Okoh added, “So we thought we should privatise, but NNPC believes that the plants can be rehabilitated and they have got the government approval to go ahead and rehabilitate the refineries.
“So we have dropped the privatisation from our 2021 plan. But I’m sure we will follow with keen interest how the rehabilitation programme of the NNPC will go from here.”
The Federal Government had earlier in the year stated that it would sell or give out in concession some of its assets in order to raise funds to finance the 2021 budget.
In January 2021, the Minister of Finance, Budget and National, Zainab Ahmed, told lawmakers that the Federal Government would sell selected properties to fund this year’s budget.
The BPE had earlier in the year itemised Nigeria’s refineries as assets to be privatised and classified them as core investor sale, but the amount to be earned from the facilities was not stated as at then.
On Ajaokuta steel, the BPE boss described the problem with the plant as being very complex.
Okoh said, “For Ajaokuta, it’s a very complex issue. Currently there are negotiations with GINL, who are the original concessionaires of Ajaokuta and it’s a very complex problem to untangle.
“But I can, without divulging too many details, state that we are close to being able to resolve the issue, especially the litigation around Ajaokuta and once that is done we can then go ahead and take a decision on what to do with Ajaokuta.”
Okoh said the Federal Government planned to earn a total of N493.4bn from the sale or concession of about 36 of its assets across the country.
He said the reprivatisation deal of Yola Electricity Distribution Company was being concluded on Tuesday, as he noted that the Transmission Company of Nigeria was up for concession.

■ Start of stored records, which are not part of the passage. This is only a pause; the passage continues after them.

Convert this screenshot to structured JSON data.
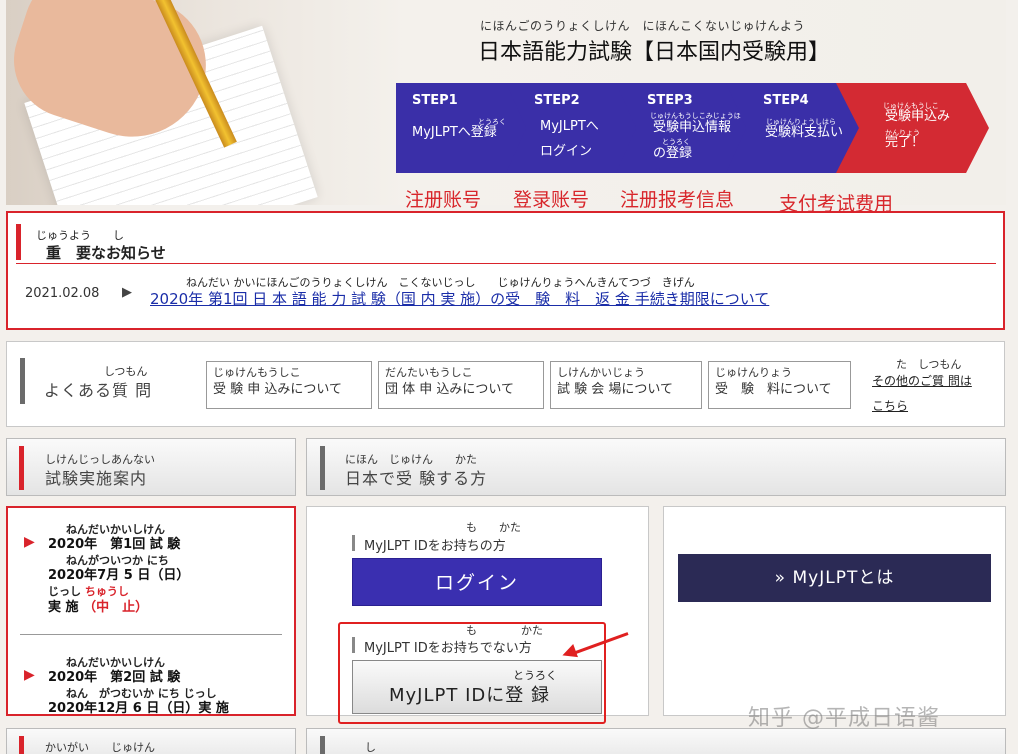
{
  "hero": {
    "ruby": "にほんごのうりょくしけん　にほんこくないじゅけんよう",
    "title": "日本語能力試験【日本国内受験用】"
  },
  "steps": [
    {
      "num": "STEP1",
      "ruby": "とうろく",
      "line1": "MyJLPTへ登録",
      "line2": ""
    },
    {
      "num": "STEP2",
      "ruby": "",
      "line1": "MyJLPTへ",
      "line2": "ログイン"
    },
    {
      "num": "STEP3",
      "ruby": "じゅけんもうしこみじょうほう",
      "line1": "受験申込情報",
      "ruby2": "とうろく",
      "line2": "の登録"
    },
    {
      "num": "STEP4",
      "ruby": "じゅけんりょうしはら",
      "line1": "受験料支払い",
      "line2": ""
    },
    {
      "num": "",
      "ruby": "じゅけんもうしこ",
      "line1": "受験申込み",
      "ruby2": "かんりょう",
      "line2": "完了！"
    }
  ],
  "cn_labels": [
    "注册账号",
    "登录账号",
    "注册报考信息",
    "支付考试费用"
  ],
  "notice": {
    "ruby": "じゅうよう　　し",
    "title": "重　要なお知らせ",
    "date": "2021.02.08",
    "arrow": "▶",
    "link_ruby": "ねんだい かいにほんごのうりょくしけん　こくないじっし　　じゅけんりょうへんきんてつづ　きげん",
    "link": "2020年 第1回 日 本 語 能 力 試 験（国 内 実 施）の受　験　料　返 金 手続き期限について"
  },
  "faq": {
    "ruby": "しつもん",
    "title": "よくある質 問",
    "buttons": [
      {
        "ruby": "じゅけんもうしこ",
        "label": "受 験 申 込みについて"
      },
      {
        "ruby": "だんたいもうしこ",
        "label": "団 体 申 込みについて"
      },
      {
        "ruby": "しけんかいじょう",
        "label": "試 験 会 場について"
      },
      {
        "ruby": "じゅけんりょう",
        "label": "受　験　料について"
      }
    ],
    "other_ruby": "た　しつもん",
    "other_line1": "その他のご質 問は",
    "other_line2": "こちら"
  },
  "exam_guide": {
    "ruby": "しけんじっしあんない",
    "title": "試験実施案内",
    "items": [
      {
        "r1": "ねんだいかいしけん",
        "l1": "2020年　第1回 試 験",
        "r2": "ねんがついつか にち",
        "l2": "2020年7月 5 日（日）",
        "l3a": "じっし ",
        "l3b": "ちゅうし",
        "l4a": "実 施 ",
        "l4b": "（中　止）"
      },
      {
        "r1": "ねんだいかいしけん",
        "l1": "2020年　第2回 試 験",
        "r2": "ねん　がつむいか にち じっし",
        "l2": "2020年12月 6 日（日）実 施"
      }
    ]
  },
  "domestic": {
    "ruby": "にほん　じゅけん　　かた",
    "title": "日本で受 験する方"
  },
  "myjlpt": {
    "have_ruby": "も　　かた",
    "have_label": "MyJLPT IDをお持ちの方",
    "login": "ログイン",
    "nothave_ruby": "も　　　　かた",
    "nothave_label": "MyJLPT IDをお持ちでない方",
    "register_ruby": "とうろく",
    "register": "MyJLPT IDに登 録",
    "about": "» MyJLPTとは"
  },
  "bottom": {
    "left_ruby": "かいがい　　じゅけん",
    "right_ruby": "し"
  },
  "watermark": "知乎 @平成日语酱",
  "colors": {
    "accent_red": "#d9232b",
    "step_blue": "#3a2fa8",
    "login_blue": "#3a2fb0",
    "dark_navy": "#2b2a55"
  }
}
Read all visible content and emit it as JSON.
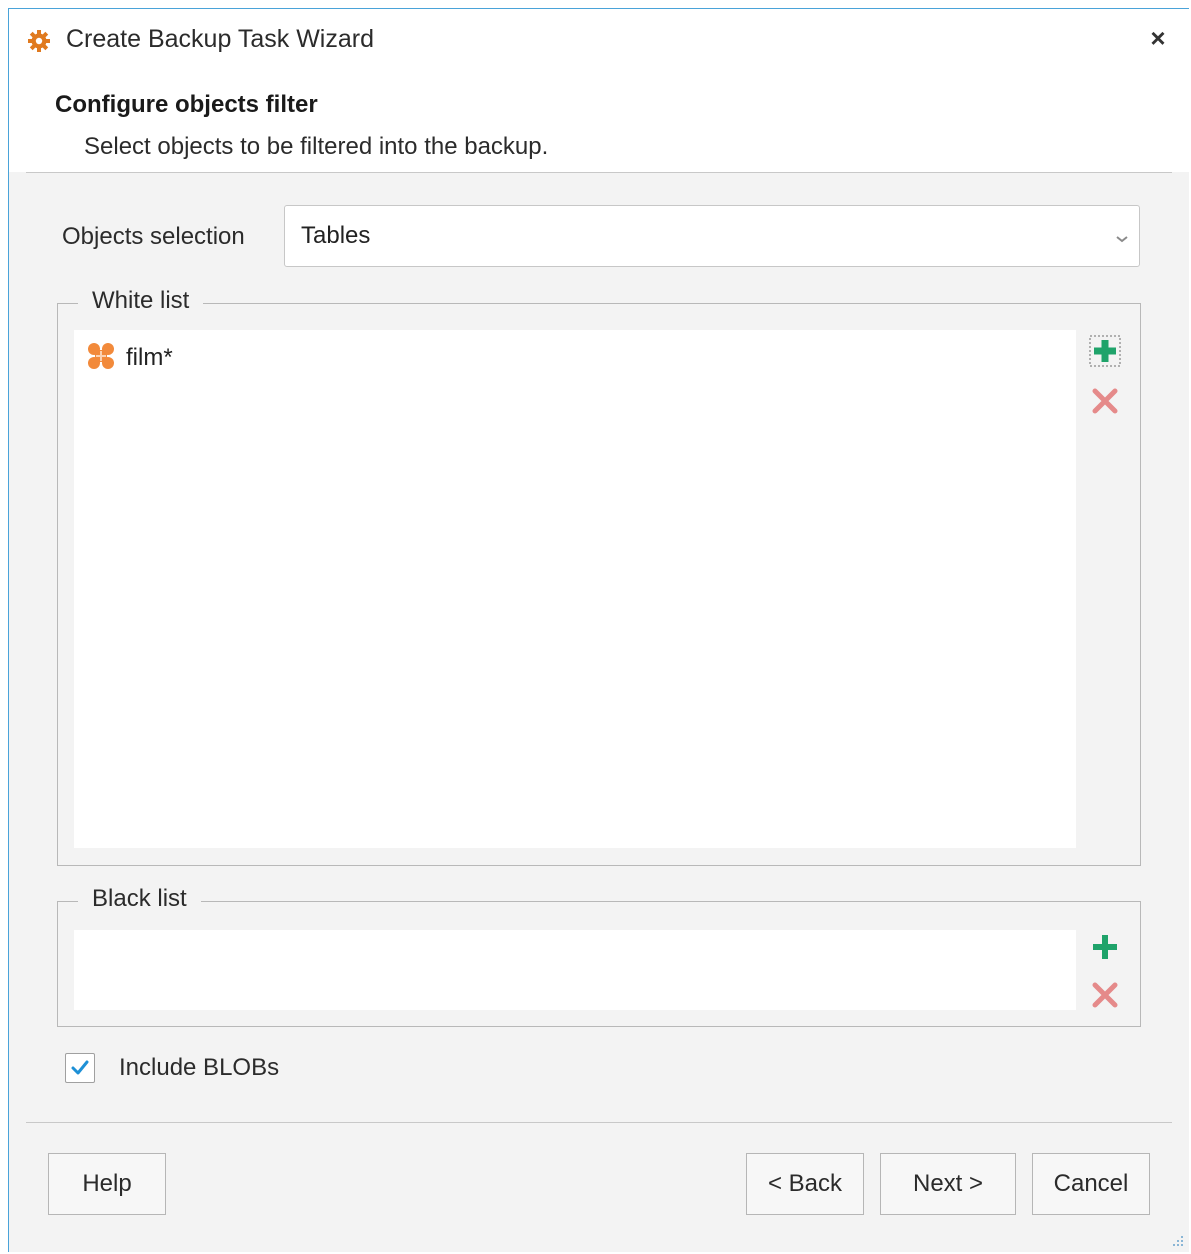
{
  "window": {
    "title": "Create Backup Task Wizard",
    "close_glyph": "×",
    "icon": "gear-icon",
    "accent_color": "#e07a1f"
  },
  "header": {
    "title": "Configure objects filter",
    "subtitle": "Select objects to be filtered into the backup."
  },
  "objects_selection": {
    "label": "Objects selection",
    "value": "Tables"
  },
  "white_list": {
    "legend": "White list",
    "items": [
      {
        "label": "film*",
        "icon": "table-mask-icon"
      }
    ],
    "add_icon": "plus-icon",
    "remove_icon": "remove-x-icon"
  },
  "black_list": {
    "legend": "Black list",
    "items": [],
    "add_icon": "plus-icon",
    "remove_icon": "remove-x-icon"
  },
  "include_blobs": {
    "label": "Include BLOBs",
    "checked": true
  },
  "buttons": {
    "help": "Help",
    "back": "< Back",
    "next": "Next >",
    "cancel": "Cancel"
  },
  "colors": {
    "add_green": "#1fa36a",
    "remove_red": "#e58a8a",
    "check_blue": "#1e90d6"
  }
}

He explained that assets that were up for sale or concession had been classified under energy assets, industries and communication department, as well as development institutions and natural resources.
Others include infrastructure and public private partnership and post transaction management department.